(DATASET ENTRIES)

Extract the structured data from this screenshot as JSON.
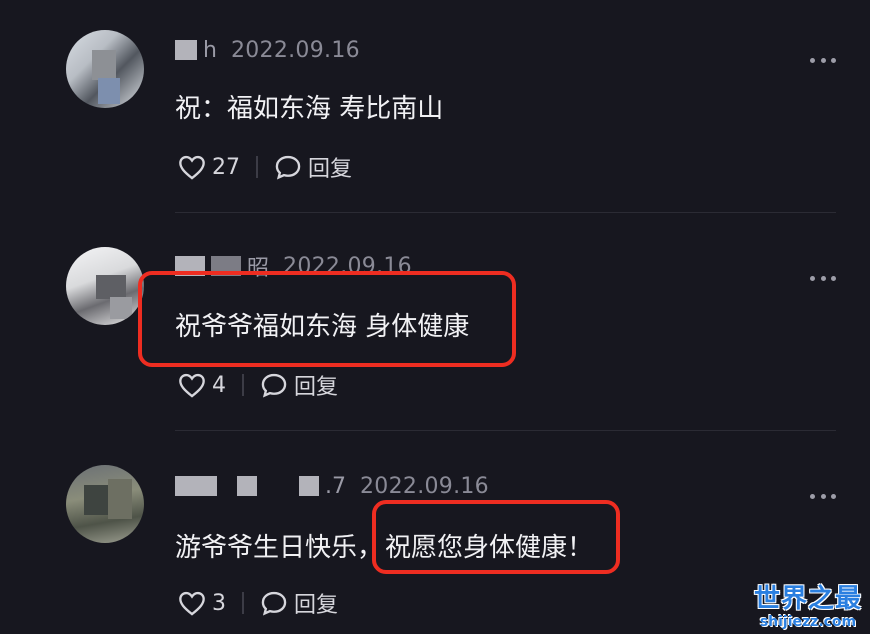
{
  "comments": [
    {
      "username": "h",
      "date": "2022.09.16",
      "text": "祝：福如东海 寿比南山",
      "likes": "27",
      "reply_label": "回复"
    },
    {
      "username": "昭",
      "date": "2022.09.16",
      "text": "祝爷爷福如东海 身体健康",
      "likes": "4",
      "reply_label": "回复"
    },
    {
      "username": ".7",
      "date": "2022.09.16",
      "text_part1": "游爷爷生日快乐，",
      "text_part2": "祝愿您身体健康！",
      "likes": "3",
      "reply_label": "回复"
    }
  ],
  "watermark": {
    "main": "世界之最",
    "sub": "shijiezz.com"
  },
  "colors": {
    "background": "#17171f",
    "highlight": "#ee2d21",
    "watermark": "#2a7fe0"
  },
  "icons": {
    "like": "heart-icon",
    "reply": "speech-bubble-icon",
    "more": "more-dots-icon"
  }
}
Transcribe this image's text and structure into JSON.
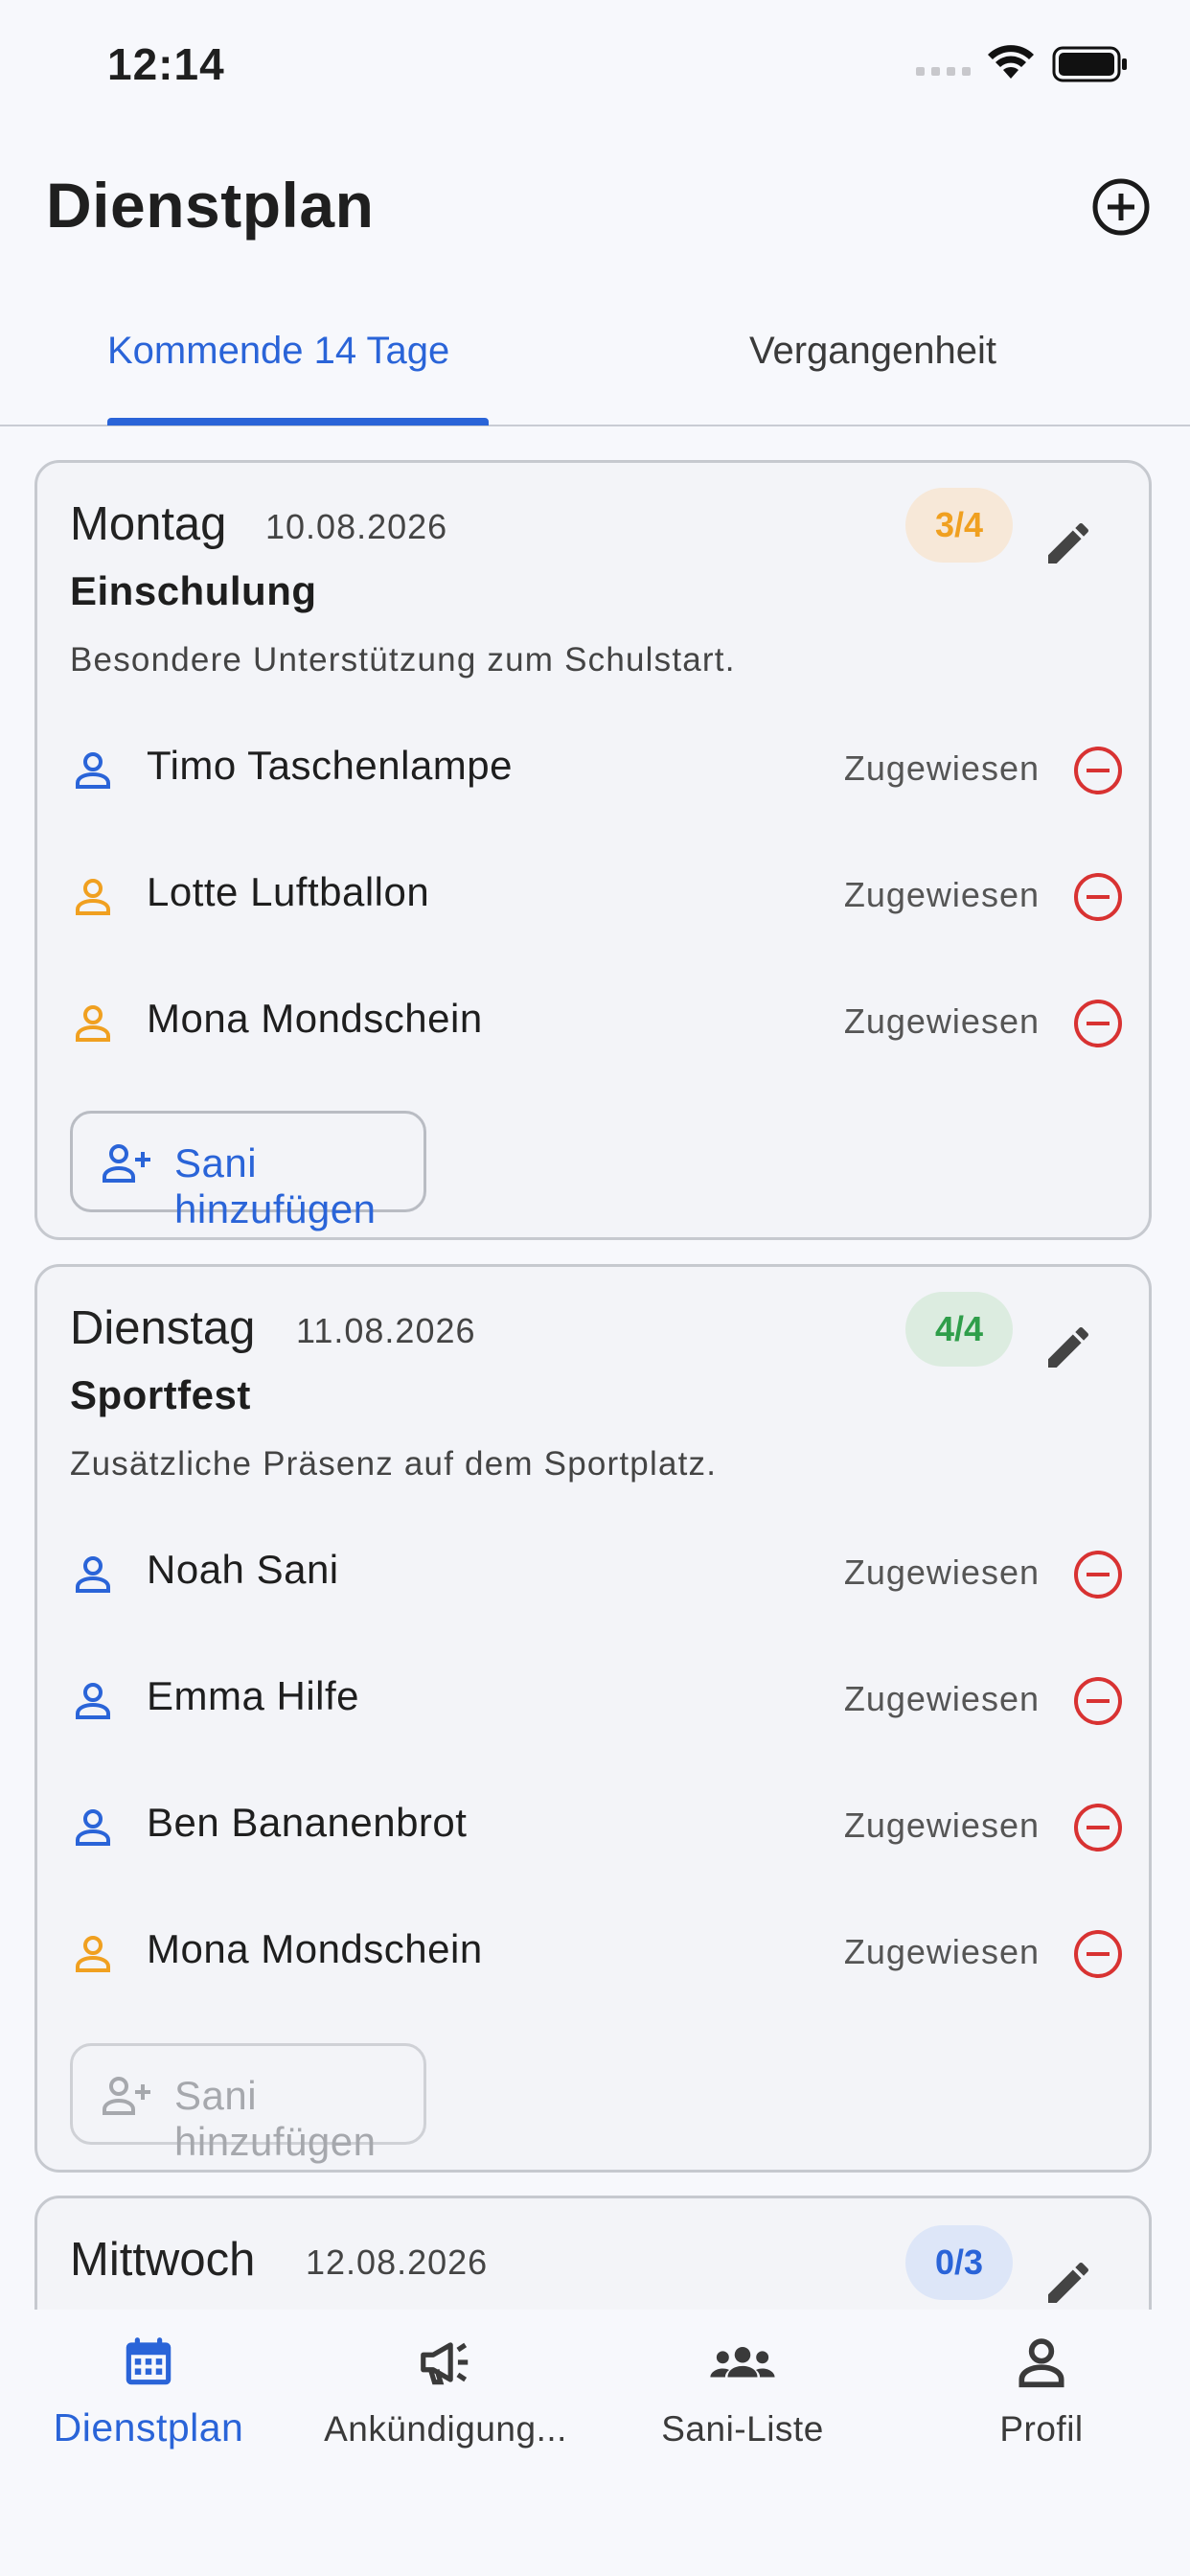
{
  "status_bar": {
    "time": "12:14"
  },
  "header": {
    "title": "Dienstplan"
  },
  "tabs": [
    {
      "label": "Kommende 14 Tage",
      "active": true
    },
    {
      "label": "Vergangenheit",
      "active": false
    }
  ],
  "colors": {
    "accent": "#2a64d8",
    "badge_partial": "#f0a020",
    "badge_full": "#2f9e4a",
    "badge_empty": "#2a64d8",
    "remove": "#d83232",
    "person_blue": "#2a64d8",
    "person_orange": "#f0a020"
  },
  "cards": [
    {
      "day": "Montag",
      "date": "10.08.2026",
      "event": "Einschulung",
      "description": "Besondere Unterstützung zum Schulstart.",
      "badge": "3/4",
      "assignees": [
        {
          "name": "Timo Taschenlampe",
          "status": "Zugewiesen",
          "icon_color": "blue"
        },
        {
          "name": "Lotte Luftballon",
          "status": "Zugewiesen",
          "icon_color": "orange"
        },
        {
          "name": "Mona Mondschein",
          "status": "Zugewiesen",
          "icon_color": "orange"
        }
      ],
      "add_button": "Sani hinzufügen"
    },
    {
      "day": "Dienstag",
      "date": "11.08.2026",
      "event": "Sportfest",
      "description": "Zusätzliche Präsenz auf dem Sportplatz.",
      "badge": "4/4",
      "assignees": [
        {
          "name": "Noah Sani",
          "status": "Zugewiesen",
          "icon_color": "blue"
        },
        {
          "name": "Emma Hilfe",
          "status": "Zugewiesen",
          "icon_color": "blue"
        },
        {
          "name": "Ben Bananenbrot",
          "status": "Zugewiesen",
          "icon_color": "blue"
        },
        {
          "name": "Mona Mondschein",
          "status": "Zugewiesen",
          "icon_color": "orange"
        }
      ],
      "add_button": "Sani hinzufügen"
    },
    {
      "day": "Mittwoch",
      "date": "12.08.2026",
      "badge": "0/3"
    }
  ],
  "nav": [
    {
      "label": "Dienstplan",
      "icon": "calendar-icon",
      "active": true
    },
    {
      "label": "Ankündigung...",
      "icon": "megaphone-icon",
      "active": false
    },
    {
      "label": "Sani-Liste",
      "icon": "group-icon",
      "active": false
    },
    {
      "label": "Profil",
      "icon": "person-icon",
      "active": false
    }
  ]
}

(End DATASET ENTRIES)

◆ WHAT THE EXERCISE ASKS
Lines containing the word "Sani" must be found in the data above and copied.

◆ TASK RESPONSE
      "add_button": "Sani hinzufügen"
          "name": "Noah Sani",
      "add_button": "Sani hinzufügen"
      "label": "Sani-Liste",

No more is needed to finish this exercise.